Dataset items
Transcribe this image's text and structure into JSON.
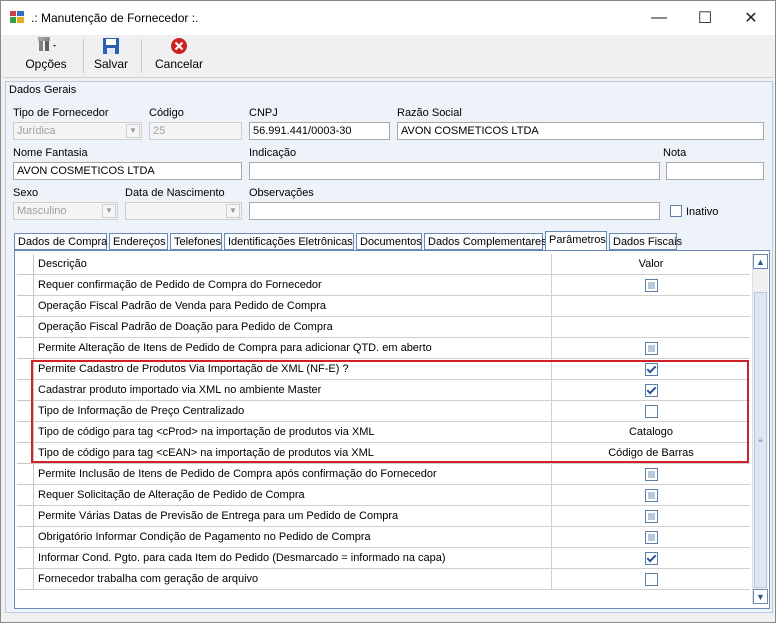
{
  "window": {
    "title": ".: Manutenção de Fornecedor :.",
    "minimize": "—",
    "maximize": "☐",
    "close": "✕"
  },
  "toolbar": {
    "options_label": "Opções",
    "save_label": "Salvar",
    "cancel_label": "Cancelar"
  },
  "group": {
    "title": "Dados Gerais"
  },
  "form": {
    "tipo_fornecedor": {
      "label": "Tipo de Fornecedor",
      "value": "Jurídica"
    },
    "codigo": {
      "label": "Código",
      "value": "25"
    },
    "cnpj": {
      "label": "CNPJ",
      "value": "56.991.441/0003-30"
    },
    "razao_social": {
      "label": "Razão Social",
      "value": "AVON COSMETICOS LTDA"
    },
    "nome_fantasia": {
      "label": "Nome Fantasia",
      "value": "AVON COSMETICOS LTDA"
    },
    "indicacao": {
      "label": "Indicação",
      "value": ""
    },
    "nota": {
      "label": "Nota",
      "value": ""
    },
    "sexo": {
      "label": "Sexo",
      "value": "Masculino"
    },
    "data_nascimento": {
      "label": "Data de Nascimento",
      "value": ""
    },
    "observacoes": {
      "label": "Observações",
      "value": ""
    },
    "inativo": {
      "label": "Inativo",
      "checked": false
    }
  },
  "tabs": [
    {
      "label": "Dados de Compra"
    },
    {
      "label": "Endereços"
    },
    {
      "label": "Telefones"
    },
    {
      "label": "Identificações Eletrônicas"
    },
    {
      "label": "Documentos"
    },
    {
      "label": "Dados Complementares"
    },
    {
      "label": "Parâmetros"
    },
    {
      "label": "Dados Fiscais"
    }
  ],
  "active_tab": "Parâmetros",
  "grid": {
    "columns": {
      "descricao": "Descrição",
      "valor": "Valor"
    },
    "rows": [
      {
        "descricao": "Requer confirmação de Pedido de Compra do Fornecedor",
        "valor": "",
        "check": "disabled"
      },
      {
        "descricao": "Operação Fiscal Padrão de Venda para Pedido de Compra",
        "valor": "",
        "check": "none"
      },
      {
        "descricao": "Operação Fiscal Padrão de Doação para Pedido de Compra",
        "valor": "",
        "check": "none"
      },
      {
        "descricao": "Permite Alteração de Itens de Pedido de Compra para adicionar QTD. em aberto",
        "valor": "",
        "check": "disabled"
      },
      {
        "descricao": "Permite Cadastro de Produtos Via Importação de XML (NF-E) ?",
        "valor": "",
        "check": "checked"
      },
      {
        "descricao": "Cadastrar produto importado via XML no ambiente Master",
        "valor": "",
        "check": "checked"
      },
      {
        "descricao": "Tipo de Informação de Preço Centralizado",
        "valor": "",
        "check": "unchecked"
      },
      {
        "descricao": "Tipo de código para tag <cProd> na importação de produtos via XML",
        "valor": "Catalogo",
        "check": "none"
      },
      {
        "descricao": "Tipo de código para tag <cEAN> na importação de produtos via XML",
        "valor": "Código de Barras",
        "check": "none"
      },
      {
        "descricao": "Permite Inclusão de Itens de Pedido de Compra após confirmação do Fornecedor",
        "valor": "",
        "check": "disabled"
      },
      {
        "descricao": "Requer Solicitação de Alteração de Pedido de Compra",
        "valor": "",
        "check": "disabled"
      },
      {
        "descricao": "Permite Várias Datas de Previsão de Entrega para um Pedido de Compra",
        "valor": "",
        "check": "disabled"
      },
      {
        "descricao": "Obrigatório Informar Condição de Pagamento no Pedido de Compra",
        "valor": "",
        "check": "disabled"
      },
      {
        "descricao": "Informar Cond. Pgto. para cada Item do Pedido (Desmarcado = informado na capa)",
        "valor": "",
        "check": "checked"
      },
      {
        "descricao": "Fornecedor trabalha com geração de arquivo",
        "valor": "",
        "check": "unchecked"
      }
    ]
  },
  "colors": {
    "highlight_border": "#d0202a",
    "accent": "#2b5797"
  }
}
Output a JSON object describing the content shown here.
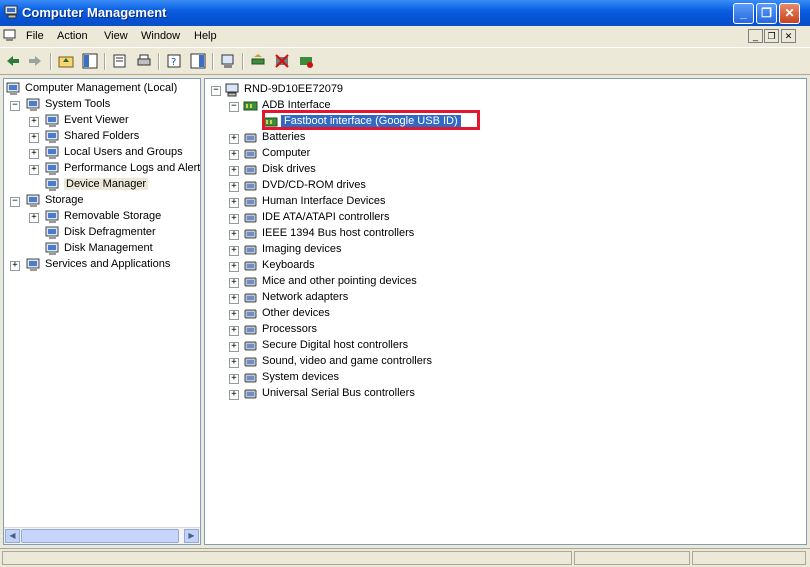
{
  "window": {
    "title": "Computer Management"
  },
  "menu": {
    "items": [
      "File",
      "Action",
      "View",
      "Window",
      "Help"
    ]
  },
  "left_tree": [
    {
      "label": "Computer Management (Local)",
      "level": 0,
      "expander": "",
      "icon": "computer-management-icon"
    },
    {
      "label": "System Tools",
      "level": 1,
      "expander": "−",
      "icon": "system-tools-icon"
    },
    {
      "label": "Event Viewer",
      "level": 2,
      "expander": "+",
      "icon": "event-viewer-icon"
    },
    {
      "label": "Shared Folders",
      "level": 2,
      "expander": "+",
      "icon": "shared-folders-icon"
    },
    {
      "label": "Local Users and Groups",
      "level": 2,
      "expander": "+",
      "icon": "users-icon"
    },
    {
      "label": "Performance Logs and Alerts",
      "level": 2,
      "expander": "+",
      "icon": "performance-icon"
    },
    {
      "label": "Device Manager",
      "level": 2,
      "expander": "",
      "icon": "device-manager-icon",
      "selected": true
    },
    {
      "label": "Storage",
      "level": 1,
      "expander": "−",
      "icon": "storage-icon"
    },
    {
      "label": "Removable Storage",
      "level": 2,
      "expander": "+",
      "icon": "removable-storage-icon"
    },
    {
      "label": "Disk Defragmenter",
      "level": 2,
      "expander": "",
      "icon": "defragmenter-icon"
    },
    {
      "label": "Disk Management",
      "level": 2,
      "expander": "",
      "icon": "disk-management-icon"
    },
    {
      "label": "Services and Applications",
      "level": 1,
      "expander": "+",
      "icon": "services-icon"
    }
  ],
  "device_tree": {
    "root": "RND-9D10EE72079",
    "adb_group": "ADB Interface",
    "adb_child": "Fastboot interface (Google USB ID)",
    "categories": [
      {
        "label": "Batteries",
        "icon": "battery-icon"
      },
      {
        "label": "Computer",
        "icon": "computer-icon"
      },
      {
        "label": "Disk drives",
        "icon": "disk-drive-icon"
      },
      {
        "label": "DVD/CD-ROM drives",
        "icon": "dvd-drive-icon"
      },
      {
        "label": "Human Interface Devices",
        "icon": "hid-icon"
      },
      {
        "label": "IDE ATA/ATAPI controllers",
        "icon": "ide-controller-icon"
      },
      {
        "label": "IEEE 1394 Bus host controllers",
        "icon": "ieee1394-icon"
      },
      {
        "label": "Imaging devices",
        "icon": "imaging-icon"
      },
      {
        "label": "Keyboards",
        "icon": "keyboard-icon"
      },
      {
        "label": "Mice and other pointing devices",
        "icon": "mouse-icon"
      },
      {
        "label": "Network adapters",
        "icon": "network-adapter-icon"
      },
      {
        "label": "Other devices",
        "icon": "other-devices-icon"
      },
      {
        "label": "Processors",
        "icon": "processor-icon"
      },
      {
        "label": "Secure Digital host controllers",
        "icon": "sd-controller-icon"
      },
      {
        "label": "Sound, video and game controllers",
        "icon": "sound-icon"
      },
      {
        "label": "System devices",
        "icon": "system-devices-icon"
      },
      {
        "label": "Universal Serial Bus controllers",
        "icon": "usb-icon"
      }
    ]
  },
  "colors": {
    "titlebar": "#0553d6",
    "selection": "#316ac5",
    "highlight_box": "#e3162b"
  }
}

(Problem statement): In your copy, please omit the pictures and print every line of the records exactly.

(Answer to the problem):
Transcribe this image's text and structure into JSON.
{
  "window": {
    "title": ".: Manutenção de Fornecedor :.",
    "minimize": "—",
    "maximize": "☐",
    "close": "✕"
  },
  "toolbar": {
    "options_label": "Opções",
    "save_label": "Salvar",
    "cancel_label": "Cancelar"
  },
  "group": {
    "title": "Dados Gerais"
  },
  "form": {
    "tipo_fornecedor": {
      "label": "Tipo de Fornecedor",
      "value": "Jurídica"
    },
    "codigo": {
      "label": "Código",
      "value": "25"
    },
    "cnpj": {
      "label": "CNPJ",
      "value": "56.991.441/0003-30"
    },
    "razao_social": {
      "label": "Razão Social",
      "value": "AVON COSMETICOS LTDA"
    },
    "nome_fantasia": {
      "label": "Nome Fantasia",
      "value": "AVON COSMETICOS LTDA"
    },
    "indicacao": {
      "label": "Indicação",
      "value": ""
    },
    "nota": {
      "label": "Nota",
      "value": ""
    },
    "sexo": {
      "label": "Sexo",
      "value": "Masculino"
    },
    "data_nascimento": {
      "label": "Data de Nascimento",
      "value": ""
    },
    "observacoes": {
      "label": "Observações",
      "value": ""
    },
    "inativo": {
      "label": "Inativo",
      "checked": false
    }
  },
  "tabs": [
    {
      "label": "Dados de Compra"
    },
    {
      "label": "Endereços"
    },
    {
      "label": "Telefones"
    },
    {
      "label": "Identificações Eletrônicas"
    },
    {
      "label": "Documentos"
    },
    {
      "label": "Dados Complementares"
    },
    {
      "label": "Parâmetros"
    },
    {
      "label": "Dados Fiscais"
    }
  ],
  "active_tab": "Parâmetros",
  "grid": {
    "columns": {
      "descricao": "Descrição",
      "valor": "Valor"
    },
    "rows": [
      {
        "descricao": "Requer confirmação de Pedido de Compra do Fornecedor",
        "valor": "",
        "check": "disabled"
      },
      {
        "descricao": "Operação Fiscal Padrão de Venda para Pedido de Compra",
        "valor": "",
        "check": "none"
      },
      {
        "descricao": "Operação Fiscal Padrão de Doação para Pedido de Compra",
        "valor": "",
        "check": "none"
      },
      {
        "descricao": "Permite Alteração de Itens de Pedido de Compra para adicionar QTD. em aberto",
        "valor": "",
        "check": "disabled"
      },
      {
        "descricao": "Permite Cadastro de Produtos Via Importação de XML (NF-E) ?",
        "valor": "",
        "check": "checked"
      },
      {
        "descricao": "Cadastrar produto importado via XML no ambiente Master",
        "valor": "",
        "check": "checked"
      },
      {
        "descricao": "Tipo de Informação de Preço Centralizado",
        "valor": "",
        "check": "unchecked"
      },
      {
        "descricao": "Tipo de código para tag <cProd> na importação de produtos via XML",
        "valor": "Catalogo",
        "check": "none"
      },
      {
        "descricao": "Tipo de código para tag <cEAN> na importação de produtos via XML",
        "valor": "Código de Barras",
        "check": "none"
      },
      {
        "descricao": "Permite Inclusão de Itens de Pedido de Compra após confirmação do Fornecedor",
        "valor": "",
        "check": "disabled"
      },
      {
        "descricao": "Requer Solicitação de Alteração de Pedido de Compra",
        "valor": "",
        "check": "disabled"
      },
      {
        "descricao": "Permite Várias Datas de Previsão de Entrega para um Pedido de Compra",
        "valor": "",
        "check": "disabled"
      },
      {
        "descricao": "Obrigatório Informar Condição de Pagamento no Pedido de Compra",
        "valor": "",
        "check": "disabled"
      },
      {
        "descricao": "Informar Cond. Pgto. para cada Item do Pedido (Desmarcado = informado na capa)",
        "valor": "",
        "check": "checked"
      },
      {
        "descricao": "Fornecedor trabalha com geração de arquivo",
        "valor": "",
        "check": "unchecked"
      }
    ]
  },
  "colors": {
    "highlight_border": "#d0202a",
    "accent": "#2b5797"
  }
}
Output a JSON object describing the content shown here.
{
  "window": {
    "title": "Computer Management"
  },
  "menu": {
    "items": [
      "File",
      "Action",
      "View",
      "Window",
      "Help"
    ]
  },
  "left_tree": [
    {
      "label": "Computer Management (Local)",
      "level": 0,
      "expander": "",
      "icon": "computer-management-icon"
    },
    {
      "label": "System Tools",
      "level": 1,
      "expander": "−",
      "icon": "system-tools-icon"
    },
    {
      "label": "Event Viewer",
      "level": 2,
      "expander": "+",
      "icon": "event-viewer-icon"
    },
    {
      "label": "Shared Folders",
      "level": 2,
      "expander": "+",
      "icon": "shared-folders-icon"
    },
    {
      "label": "Local Users and Groups",
      "level": 2,
      "expander": "+",
      "icon": "users-icon"
    },
    {
      "label": "Performance Logs and Alerts",
      "level": 2,
      "expander": "+",
      "icon": "performance-icon"
    },
    {
      "label": "Device Manager",
      "level": 2,
      "expander": "",
      "icon": "device-manager-icon",
      "selected": true
    },
    {
      "label": "Storage",
      "level": 1,
      "expander": "−",
      "icon": "storage-icon"
    },
    {
      "label": "Removable Storage",
      "level": 2,
      "expander": "+",
      "icon": "removable-storage-icon"
    },
    {
      "label": "Disk Defragmenter",
      "level": 2,
      "expander": "",
      "icon": "defragmenter-icon"
    },
    {
      "label": "Disk Management",
      "level": 2,
      "expander": "",
      "icon": "disk-management-icon"
    },
    {
      "label": "Services and Applications",
      "level": 1,
      "expander": "+",
      "icon": "services-icon"
    }
  ],
  "device_tree": {
    "root": "RND-9D10EE72079",
    "adb_group": "ADB Interface",
    "adb_child": "Fastboot interface (Google USB ID)",
    "categories": [
      {
        "label": "Batteries",
        "icon": "battery-icon"
      },
      {
        "label": "Computer",
        "icon": "computer-icon"
      },
      {
        "label": "Disk drives",
        "icon": "disk-drive-icon"
      },
      {
        "label": "DVD/CD-ROM drives",
        "icon": "dvd-drive-icon"
      },
      {
        "label": "Human Interface Devices",
        "icon": "hid-icon"
      },
      {
        "label": "IDE ATA/ATAPI controllers",
        "icon": "ide-controller-icon"
      },
      {
        "label": "IEEE 1394 Bus host controllers",
        "icon": "ieee1394-icon"
      },
      {
        "label": "Imaging devices",
        "icon": "imaging-icon"
      },
      {
        "label": "Keyboards",
        "icon": "keyboard-icon"
      },
      {
        "label": "Mice and other pointing devices",
        "icon": "mouse-icon"
      },
      {
        "label": "Network adapters",
        "icon": "network-adapter-icon"
      },
      {
        "label": "Other devices",
        "icon": "other-devices-icon"
      },
      {
        "label": "Processors",
        "icon": "processor-icon"
      },
      {
        "label": "Secure Digital host controllers",
        "icon": "sd-controller-icon"
      },
      {
        "label": "Sound, video and game controllers",
        "icon": "sound-icon"
      },
      {
        "label": "System devices",
        "icon": "system-devices-icon"
      },
      {
        "label": "Universal Serial Bus controllers",
        "icon": "usb-icon"
      }
    ]
  },
  "colors": {
    "titlebar": "#0553d6",
    "selection": "#316ac5",
    "highlight_box": "#e3162b"
  }
}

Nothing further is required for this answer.